▶ _TO DO_
Output the complete listing. Match it exactly.

▶ _DATA FOR THIS TASK_
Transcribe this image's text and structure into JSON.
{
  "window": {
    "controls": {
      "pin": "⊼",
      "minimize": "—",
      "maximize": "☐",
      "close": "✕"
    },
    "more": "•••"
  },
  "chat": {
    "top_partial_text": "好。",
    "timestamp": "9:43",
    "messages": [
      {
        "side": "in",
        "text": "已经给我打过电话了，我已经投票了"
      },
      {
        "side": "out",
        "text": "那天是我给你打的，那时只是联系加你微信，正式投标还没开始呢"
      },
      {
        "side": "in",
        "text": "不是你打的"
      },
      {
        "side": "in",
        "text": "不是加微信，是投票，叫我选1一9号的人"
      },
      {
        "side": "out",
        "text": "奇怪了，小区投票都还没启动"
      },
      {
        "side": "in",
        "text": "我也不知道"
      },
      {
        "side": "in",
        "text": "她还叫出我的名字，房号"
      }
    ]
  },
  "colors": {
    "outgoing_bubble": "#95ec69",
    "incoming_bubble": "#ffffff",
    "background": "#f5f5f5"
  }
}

▶ _EXPECTED ANSWER_
Transcribe this image's text and structure into JSON.
{
  "window": {
    "controls": {
      "pin": "⊼",
      "minimize": "—",
      "maximize": "☐",
      "close": "✕"
    },
    "more": "•••"
  },
  "chat": {
    "top_partial_text": "好。",
    "timestamp": "9:43",
    "messages": [
      {
        "side": "in",
        "text": "已经给我打过电话了，我已经投票了"
      },
      {
        "side": "out",
        "text": "那天是我给你打的，那时只是联系加你微信，正式投标还没开始呢"
      },
      {
        "side": "in",
        "text": "不是你打的"
      },
      {
        "side": "in",
        "text": "不是加微信，是投票，叫我选1一9号的人"
      },
      {
        "side": "out",
        "text": "奇怪了，小区投票都还没启动"
      },
      {
        "side": "in",
        "text": "我也不知道"
      },
      {
        "side": "in",
        "text": "她还叫出我的名字，房号"
      }
    ]
  },
  "colors": {
    "outgoing_bubble": "#95ec69",
    "incoming_bubble": "#ffffff",
    "background": "#f5f5f5"
  }
}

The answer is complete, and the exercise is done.